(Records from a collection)
---+---
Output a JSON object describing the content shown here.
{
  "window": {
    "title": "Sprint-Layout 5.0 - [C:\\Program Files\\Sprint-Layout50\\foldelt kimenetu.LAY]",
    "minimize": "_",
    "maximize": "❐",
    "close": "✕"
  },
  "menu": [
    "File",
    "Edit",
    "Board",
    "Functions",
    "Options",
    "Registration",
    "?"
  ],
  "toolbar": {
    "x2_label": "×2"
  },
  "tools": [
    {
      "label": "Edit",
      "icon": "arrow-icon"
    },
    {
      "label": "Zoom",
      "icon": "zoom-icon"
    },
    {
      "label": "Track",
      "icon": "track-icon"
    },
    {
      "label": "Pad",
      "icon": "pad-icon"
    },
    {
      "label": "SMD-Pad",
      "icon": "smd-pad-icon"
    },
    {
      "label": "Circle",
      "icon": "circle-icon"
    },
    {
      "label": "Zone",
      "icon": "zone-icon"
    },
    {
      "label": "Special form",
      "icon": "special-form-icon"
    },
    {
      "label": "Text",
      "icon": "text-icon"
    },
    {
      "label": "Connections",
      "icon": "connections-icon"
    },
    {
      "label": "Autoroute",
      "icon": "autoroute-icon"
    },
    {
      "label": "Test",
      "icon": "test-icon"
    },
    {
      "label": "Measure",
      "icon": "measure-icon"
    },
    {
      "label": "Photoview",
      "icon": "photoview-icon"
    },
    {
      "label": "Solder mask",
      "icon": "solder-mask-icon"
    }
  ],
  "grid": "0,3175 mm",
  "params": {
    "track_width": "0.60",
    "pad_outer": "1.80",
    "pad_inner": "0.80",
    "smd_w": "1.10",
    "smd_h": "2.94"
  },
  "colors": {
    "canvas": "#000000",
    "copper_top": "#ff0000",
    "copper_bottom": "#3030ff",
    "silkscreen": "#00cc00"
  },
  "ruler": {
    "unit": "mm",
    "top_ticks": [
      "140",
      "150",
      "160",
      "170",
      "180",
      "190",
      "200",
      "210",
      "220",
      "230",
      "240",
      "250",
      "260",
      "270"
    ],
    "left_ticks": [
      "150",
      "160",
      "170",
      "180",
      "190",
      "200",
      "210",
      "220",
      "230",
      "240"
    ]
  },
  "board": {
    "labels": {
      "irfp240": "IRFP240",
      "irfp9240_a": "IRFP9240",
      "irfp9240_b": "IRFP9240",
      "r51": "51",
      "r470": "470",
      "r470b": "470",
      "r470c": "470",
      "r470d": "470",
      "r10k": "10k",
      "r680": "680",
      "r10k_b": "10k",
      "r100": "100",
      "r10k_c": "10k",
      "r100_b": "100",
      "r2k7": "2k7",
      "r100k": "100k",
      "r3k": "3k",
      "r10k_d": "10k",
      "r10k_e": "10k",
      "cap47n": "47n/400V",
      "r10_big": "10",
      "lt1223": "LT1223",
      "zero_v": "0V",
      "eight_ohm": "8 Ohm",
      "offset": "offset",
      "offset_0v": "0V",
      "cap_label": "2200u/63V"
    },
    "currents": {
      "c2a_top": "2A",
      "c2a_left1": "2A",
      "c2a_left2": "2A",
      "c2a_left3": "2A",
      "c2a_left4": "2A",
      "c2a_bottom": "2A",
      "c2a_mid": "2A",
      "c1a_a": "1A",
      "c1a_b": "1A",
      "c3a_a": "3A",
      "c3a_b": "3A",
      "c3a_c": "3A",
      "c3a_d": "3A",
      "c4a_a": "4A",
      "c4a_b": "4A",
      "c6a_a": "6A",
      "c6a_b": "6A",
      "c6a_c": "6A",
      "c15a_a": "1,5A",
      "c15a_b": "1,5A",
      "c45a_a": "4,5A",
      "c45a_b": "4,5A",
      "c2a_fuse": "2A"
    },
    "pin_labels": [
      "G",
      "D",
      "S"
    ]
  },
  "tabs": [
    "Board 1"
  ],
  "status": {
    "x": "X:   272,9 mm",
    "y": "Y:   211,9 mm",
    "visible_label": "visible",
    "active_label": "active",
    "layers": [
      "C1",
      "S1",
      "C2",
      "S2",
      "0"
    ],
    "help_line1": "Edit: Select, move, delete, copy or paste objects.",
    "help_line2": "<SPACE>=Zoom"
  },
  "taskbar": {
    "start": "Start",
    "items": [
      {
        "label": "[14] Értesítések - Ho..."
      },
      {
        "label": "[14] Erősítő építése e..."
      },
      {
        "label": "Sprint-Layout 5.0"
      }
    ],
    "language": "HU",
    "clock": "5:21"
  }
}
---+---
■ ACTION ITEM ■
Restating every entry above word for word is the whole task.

■ YOUR RESPONSE ■
Output a JSON object describing the content shown here.
{
  "window": {
    "title": "Sprint-Layout 5.0 - [C:\\Program Files\\Sprint-Layout50\\foldelt kimenetu.LAY]",
    "minimize": "_",
    "maximize": "❐",
    "close": "✕"
  },
  "menu": [
    "File",
    "Edit",
    "Board",
    "Functions",
    "Options",
    "Registration",
    "?"
  ],
  "toolbar": {
    "x2_label": "×2"
  },
  "tools": [
    {
      "label": "Edit",
      "icon": "arrow-icon"
    },
    {
      "label": "Zoom",
      "icon": "zoom-icon"
    },
    {
      "label": "Track",
      "icon": "track-icon"
    },
    {
      "label": "Pad",
      "icon": "pad-icon"
    },
    {
      "label": "SMD-Pad",
      "icon": "smd-pad-icon"
    },
    {
      "label": "Circle",
      "icon": "circle-icon"
    },
    {
      "label": "Zone",
      "icon": "zone-icon"
    },
    {
      "label": "Special form",
      "icon": "special-form-icon"
    },
    {
      "label": "Text",
      "icon": "text-icon"
    },
    {
      "label": "Connections",
      "icon": "connections-icon"
    },
    {
      "label": "Autoroute",
      "icon": "autoroute-icon"
    },
    {
      "label": "Test",
      "icon": "test-icon"
    },
    {
      "label": "Measure",
      "icon": "measure-icon"
    },
    {
      "label": "Photoview",
      "icon": "photoview-icon"
    },
    {
      "label": "Solder mask",
      "icon": "solder-mask-icon"
    }
  ],
  "grid": "0,3175 mm",
  "params": {
    "track_width": "0.60",
    "pad_outer": "1.80",
    "pad_inner": "0.80",
    "smd_w": "1.10",
    "smd_h": "2.94"
  },
  "colors": {
    "canvas": "#000000",
    "copper_top": "#ff0000",
    "copper_bottom": "#3030ff",
    "silkscreen": "#00cc00"
  },
  "ruler": {
    "unit": "mm",
    "top_ticks": [
      "140",
      "150",
      "160",
      "170",
      "180",
      "190",
      "200",
      "210",
      "220",
      "230",
      "240",
      "250",
      "260",
      "270"
    ],
    "left_ticks": [
      "150",
      "160",
      "170",
      "180",
      "190",
      "200",
      "210",
      "220",
      "230",
      "240"
    ]
  },
  "board": {
    "labels": {
      "irfp240": "IRFP240",
      "irfp9240_a": "IRFP9240",
      "irfp9240_b": "IRFP9240",
      "r51": "51",
      "r470": "470",
      "r470b": "470",
      "r470c": "470",
      "r470d": "470",
      "r10k": "10k",
      "r680": "680",
      "r10k_b": "10k",
      "r100": "100",
      "r10k_c": "10k",
      "r100_b": "100",
      "r2k7": "2k7",
      "r100k": "100k",
      "r3k": "3k",
      "r10k_d": "10k",
      "r10k_e": "10k",
      "cap47n": "47n/400V",
      "r10_big": "10",
      "lt1223": "LT1223",
      "zero_v": "0V",
      "eight_ohm": "8 Ohm",
      "offset": "offset",
      "offset_0v": "0V",
      "cap_label": "2200u/63V"
    },
    "currents": {
      "c2a_top": "2A",
      "c2a_left1": "2A",
      "c2a_left2": "2A",
      "c2a_left3": "2A",
      "c2a_left4": "2A",
      "c2a_bottom": "2A",
      "c2a_mid": "2A",
      "c1a_a": "1A",
      "c1a_b": "1A",
      "c3a_a": "3A",
      "c3a_b": "3A",
      "c3a_c": "3A",
      "c3a_d": "3A",
      "c4a_a": "4A",
      "c4a_b": "4A",
      "c6a_a": "6A",
      "c6a_b": "6A",
      "c6a_c": "6A",
      "c15a_a": "1,5A",
      "c15a_b": "1,5A",
      "c45a_a": "4,5A",
      "c45a_b": "4,5A",
      "c2a_fuse": "2A"
    },
    "pin_labels": [
      "G",
      "D",
      "S"
    ]
  },
  "tabs": [
    "Board 1"
  ],
  "status": {
    "x": "X:   272,9 mm",
    "y": "Y:   211,9 mm",
    "visible_label": "visible",
    "active_label": "active",
    "layers": [
      "C1",
      "S1",
      "C2",
      "S2",
      "0"
    ],
    "help_line1": "Edit: Select, move, delete, copy or paste objects.",
    "help_line2": "<SPACE>=Zoom"
  },
  "taskbar": {
    "start": "Start",
    "items": [
      {
        "label": "[14] Értesítések - Ho..."
      },
      {
        "label": "[14] Erősítő építése e..."
      },
      {
        "label": "Sprint-Layout 5.0"
      }
    ],
    "language": "HU",
    "clock": "5:21"
  }
}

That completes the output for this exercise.